            The committee began to boil like a pot. The spokesman whirled and made gestures with his hands. They acted out desperation, despair and futility. “Lawd, listen at that man! Here he done took and brought us out of Egypt where we was getting along just fine. We remember the nice fresh fish we used to get back there in Egypt every day. Nice sweet-tasting little pan-fish and a person could get all they could eat for five cents. Unhunh! and didn’t we used to eat ‘em, too. And the nice fresh cucumbers, and the watermelons, and the leeks and the onions and plenty garlic for seasoning! You could get a decent meal most anywhere before you could turn around. And now look where we’re at—out here in this hungry wilderness with our souls all dried up and nothing but this manna before our eyes. Oh, we wish we had of died down there in Egypt instead of coming off like a pack of fools.”
            Moses listened until the end and then he said, “I’m sure sorry for you all, but not because you are crying after the fleshpots of Egypt. I’m sorry for you because you don’t feel hungry nowhere else except in your bellies. You have lost sight of your high destiny in your scramble after food. You hate me at times for not being more interested in your stomachs than in your hearts. You are looking at this thing from one viewpoint and I’m looking at it from another. Here I am struggling to make a great nation out of you and you are worrying about fried fish and cucumbers! Do you see me eating anything like that?”

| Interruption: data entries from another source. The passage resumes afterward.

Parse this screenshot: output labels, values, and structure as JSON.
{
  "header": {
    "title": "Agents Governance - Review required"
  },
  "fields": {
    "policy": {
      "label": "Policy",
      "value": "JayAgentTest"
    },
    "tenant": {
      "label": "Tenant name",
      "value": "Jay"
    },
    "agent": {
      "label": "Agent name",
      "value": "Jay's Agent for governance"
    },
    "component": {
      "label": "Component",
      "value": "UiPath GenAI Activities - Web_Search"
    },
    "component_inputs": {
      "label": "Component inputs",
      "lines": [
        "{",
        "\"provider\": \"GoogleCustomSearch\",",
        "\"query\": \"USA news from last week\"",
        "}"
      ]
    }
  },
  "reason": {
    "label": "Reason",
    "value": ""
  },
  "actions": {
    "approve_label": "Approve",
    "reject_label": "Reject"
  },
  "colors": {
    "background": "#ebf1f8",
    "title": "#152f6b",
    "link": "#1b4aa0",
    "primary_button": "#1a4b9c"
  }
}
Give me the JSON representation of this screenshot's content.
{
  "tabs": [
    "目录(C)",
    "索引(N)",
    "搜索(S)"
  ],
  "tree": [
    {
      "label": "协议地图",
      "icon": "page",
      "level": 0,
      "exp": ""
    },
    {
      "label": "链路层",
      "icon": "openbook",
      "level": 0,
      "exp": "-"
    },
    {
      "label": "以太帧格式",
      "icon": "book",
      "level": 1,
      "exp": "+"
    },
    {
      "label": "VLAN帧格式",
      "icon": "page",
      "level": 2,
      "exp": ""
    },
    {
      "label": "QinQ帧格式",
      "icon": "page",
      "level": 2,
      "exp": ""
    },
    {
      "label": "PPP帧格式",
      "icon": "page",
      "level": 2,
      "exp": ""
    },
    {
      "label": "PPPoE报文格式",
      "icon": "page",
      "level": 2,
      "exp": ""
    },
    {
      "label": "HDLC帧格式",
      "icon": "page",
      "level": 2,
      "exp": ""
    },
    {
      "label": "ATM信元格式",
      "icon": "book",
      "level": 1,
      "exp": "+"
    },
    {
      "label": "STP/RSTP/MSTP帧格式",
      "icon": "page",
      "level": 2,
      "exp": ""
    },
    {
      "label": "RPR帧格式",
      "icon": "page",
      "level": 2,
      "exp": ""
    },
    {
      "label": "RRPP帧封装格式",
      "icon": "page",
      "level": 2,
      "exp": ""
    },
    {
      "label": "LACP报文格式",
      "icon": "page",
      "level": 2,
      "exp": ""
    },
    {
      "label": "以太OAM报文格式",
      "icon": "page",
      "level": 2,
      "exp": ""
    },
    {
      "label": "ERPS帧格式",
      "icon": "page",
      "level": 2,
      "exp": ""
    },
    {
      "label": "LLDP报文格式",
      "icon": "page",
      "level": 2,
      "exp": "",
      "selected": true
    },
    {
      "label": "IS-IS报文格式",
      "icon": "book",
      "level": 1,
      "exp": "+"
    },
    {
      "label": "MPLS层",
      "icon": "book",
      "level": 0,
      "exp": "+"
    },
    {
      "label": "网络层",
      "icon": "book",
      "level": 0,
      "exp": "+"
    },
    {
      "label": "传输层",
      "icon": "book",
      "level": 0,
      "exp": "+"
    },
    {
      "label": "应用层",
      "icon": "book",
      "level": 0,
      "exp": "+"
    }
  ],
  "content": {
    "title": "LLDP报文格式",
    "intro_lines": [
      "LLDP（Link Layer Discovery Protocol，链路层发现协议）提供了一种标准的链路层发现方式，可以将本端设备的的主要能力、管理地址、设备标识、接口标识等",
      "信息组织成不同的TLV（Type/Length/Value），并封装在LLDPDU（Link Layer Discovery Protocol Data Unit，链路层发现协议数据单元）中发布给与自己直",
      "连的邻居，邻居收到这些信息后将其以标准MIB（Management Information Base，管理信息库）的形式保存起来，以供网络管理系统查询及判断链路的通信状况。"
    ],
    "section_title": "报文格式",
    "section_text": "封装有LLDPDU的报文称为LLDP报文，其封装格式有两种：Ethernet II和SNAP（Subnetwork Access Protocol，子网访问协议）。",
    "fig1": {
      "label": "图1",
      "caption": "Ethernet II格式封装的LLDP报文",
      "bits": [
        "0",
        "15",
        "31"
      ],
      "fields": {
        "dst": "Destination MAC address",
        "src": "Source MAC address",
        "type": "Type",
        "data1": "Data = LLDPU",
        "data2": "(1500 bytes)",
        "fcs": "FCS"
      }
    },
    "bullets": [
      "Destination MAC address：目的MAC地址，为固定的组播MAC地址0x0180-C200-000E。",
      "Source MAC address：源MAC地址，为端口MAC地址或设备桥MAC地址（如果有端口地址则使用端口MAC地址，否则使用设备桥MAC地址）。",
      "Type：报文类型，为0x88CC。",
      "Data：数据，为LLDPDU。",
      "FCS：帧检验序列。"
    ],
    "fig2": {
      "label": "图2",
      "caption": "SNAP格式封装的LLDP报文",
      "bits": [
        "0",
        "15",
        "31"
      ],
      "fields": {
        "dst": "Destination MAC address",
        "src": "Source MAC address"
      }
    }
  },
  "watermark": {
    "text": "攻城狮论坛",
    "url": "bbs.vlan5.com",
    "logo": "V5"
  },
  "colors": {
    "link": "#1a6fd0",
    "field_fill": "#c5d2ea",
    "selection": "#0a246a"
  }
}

            “We don’t know what you eat while you shut yourself up inside this great big old tent.”
            “Where do you reckon I would get it from?”
            “Oh, you got that right hand of yours and that rod, ain’t you? You got quails and this manna and water and a whole heap of other things with it. You could give us anything we wanted if you would.”
            “I see. You trust my ability, but you don’t trust my judgment.”
            “We don’t mean it that way exactly. But it’s hard to love freedom if it keeps you hungry.” [p. 251-252]

I found Hurston’s prose finely crafted, constantly amusing, full of human feeling and deep insight, and always addressing the issues of meaning and purpose that matter most in our broken world. This is not an exegesis of the biblical text; it is an inventive retelling of the biblical story to enlighten and define the experience of Blacks in American history. As such it helps me understand a world very different from my own, brings the biblical text alive in my imagination, and models how the narrative of scripture can help us all better understand our times, our history, and our stories.

Photo credit: Photo taken by author with his iPhone.